 welcome to the Gary Miller website

Internationally acclaimed songwriter, performer and recording artist.


Gary Miller first rose to international prominence during the mid eighties and throughout the nineties as principal songwriter, lead singer, guitarist & mandolin player with The Whisky Priests, the internationally renowned folk-rock band with a worldwide cult following that he founded in 1985 and fronted with his twin brother Glenn (“the Jimi Hendrix of the accordion”) - they were once described by a discerning UK journalist as  “the Joe Strummer and Mick Jones of the Folk World".
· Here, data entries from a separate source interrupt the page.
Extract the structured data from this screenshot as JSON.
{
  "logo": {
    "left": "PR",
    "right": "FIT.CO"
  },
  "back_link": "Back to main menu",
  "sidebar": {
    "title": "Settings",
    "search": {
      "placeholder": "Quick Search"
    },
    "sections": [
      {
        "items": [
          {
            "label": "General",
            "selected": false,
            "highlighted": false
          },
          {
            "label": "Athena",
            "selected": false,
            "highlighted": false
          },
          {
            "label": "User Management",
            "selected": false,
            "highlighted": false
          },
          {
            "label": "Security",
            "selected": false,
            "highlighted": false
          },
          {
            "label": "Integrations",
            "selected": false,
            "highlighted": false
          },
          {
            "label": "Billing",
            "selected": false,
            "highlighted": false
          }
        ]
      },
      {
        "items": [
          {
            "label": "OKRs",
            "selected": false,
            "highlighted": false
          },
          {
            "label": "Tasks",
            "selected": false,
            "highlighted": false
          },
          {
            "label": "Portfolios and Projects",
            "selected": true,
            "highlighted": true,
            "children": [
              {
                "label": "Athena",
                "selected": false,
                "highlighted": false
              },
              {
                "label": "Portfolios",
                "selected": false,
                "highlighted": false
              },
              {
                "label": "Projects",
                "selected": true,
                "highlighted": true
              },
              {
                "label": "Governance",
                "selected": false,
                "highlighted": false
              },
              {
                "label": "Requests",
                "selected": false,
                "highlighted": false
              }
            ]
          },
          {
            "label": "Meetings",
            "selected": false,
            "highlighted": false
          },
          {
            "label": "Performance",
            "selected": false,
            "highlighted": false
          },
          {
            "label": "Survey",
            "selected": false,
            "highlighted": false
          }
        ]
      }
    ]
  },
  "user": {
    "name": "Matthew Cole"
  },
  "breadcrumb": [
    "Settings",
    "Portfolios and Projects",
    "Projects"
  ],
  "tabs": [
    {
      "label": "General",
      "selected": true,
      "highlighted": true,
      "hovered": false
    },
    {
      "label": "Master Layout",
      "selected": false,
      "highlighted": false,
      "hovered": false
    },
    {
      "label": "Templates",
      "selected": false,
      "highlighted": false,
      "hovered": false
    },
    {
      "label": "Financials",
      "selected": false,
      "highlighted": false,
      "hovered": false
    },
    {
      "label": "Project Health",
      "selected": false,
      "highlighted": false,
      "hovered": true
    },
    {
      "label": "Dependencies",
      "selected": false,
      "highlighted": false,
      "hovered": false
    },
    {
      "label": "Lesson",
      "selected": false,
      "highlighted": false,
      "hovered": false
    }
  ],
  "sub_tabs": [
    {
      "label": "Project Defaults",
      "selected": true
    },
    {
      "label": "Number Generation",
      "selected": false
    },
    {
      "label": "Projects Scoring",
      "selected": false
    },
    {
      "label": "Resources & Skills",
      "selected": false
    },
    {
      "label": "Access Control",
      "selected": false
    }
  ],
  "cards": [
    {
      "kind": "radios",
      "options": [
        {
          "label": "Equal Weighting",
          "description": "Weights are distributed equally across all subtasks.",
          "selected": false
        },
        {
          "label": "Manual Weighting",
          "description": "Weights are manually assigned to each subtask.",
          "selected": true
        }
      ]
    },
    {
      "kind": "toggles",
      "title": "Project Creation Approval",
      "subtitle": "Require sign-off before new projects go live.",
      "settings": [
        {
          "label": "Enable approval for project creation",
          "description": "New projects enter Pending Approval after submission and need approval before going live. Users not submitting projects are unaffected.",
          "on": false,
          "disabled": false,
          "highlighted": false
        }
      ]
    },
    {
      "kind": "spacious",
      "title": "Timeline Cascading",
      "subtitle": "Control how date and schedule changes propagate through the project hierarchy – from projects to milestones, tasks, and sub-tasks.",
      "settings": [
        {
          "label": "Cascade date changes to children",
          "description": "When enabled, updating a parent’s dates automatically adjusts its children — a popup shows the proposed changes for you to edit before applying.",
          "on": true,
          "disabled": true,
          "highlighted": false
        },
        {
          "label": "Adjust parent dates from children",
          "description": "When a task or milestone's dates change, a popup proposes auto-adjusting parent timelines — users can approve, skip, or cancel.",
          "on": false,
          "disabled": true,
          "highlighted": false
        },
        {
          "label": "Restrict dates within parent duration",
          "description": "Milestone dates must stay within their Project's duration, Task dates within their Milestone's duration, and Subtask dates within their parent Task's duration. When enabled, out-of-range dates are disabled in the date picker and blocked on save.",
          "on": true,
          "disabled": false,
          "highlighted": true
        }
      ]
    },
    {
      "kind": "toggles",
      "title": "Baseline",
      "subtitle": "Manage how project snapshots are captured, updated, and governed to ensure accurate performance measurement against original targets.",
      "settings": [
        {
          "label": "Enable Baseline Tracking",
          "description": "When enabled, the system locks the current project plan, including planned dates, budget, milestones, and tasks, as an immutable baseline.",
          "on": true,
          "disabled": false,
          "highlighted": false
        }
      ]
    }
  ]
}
In 2010, following a self-imposed sabbatical due to long-term illness, this persevering and highly innovative artist stepped out of the shadows and returned from the wilderness with the release of the highly anticipated ‘Reflections on War’, his landmark ground-breaking debut solo album and first CD of all new material in 10 years.


In 2013 he began work developing and recording Mad Martins, his most ambitious project to date, in partnership with his friend, collaborator and internationally acclaimed poet Keith Armstrong. Featuring original songs, poetry and spoken word narration, 'Mad Martins' depicts the extraordinary life and times of the nororious Martin brothers, William, Jonathan & John, born in the 18th Century in the South Tyne area of Northumberland. Recording sessions have continued sporadically throughout 2014 for what will be a triple CD of around 50 tracks, accompanied by a deluxe book, with live shows to follow. Plans are also being made to develop 'Mad Martins' into a theatre project.


Also, Gary recently announced that The Whisky Priests were planning to reunite for a tour and would be releasing a 'Best of' album, with tentative plans to record new material. Rehearsal sessions and preparations are currently in progress and further news will be announced soon...








"Gary Miller is a great songsmith, with a remarkable sense for catchy tunes and sharp lyrics. As a song poet, there are few in the world today to match him."
Green Man Review, USA.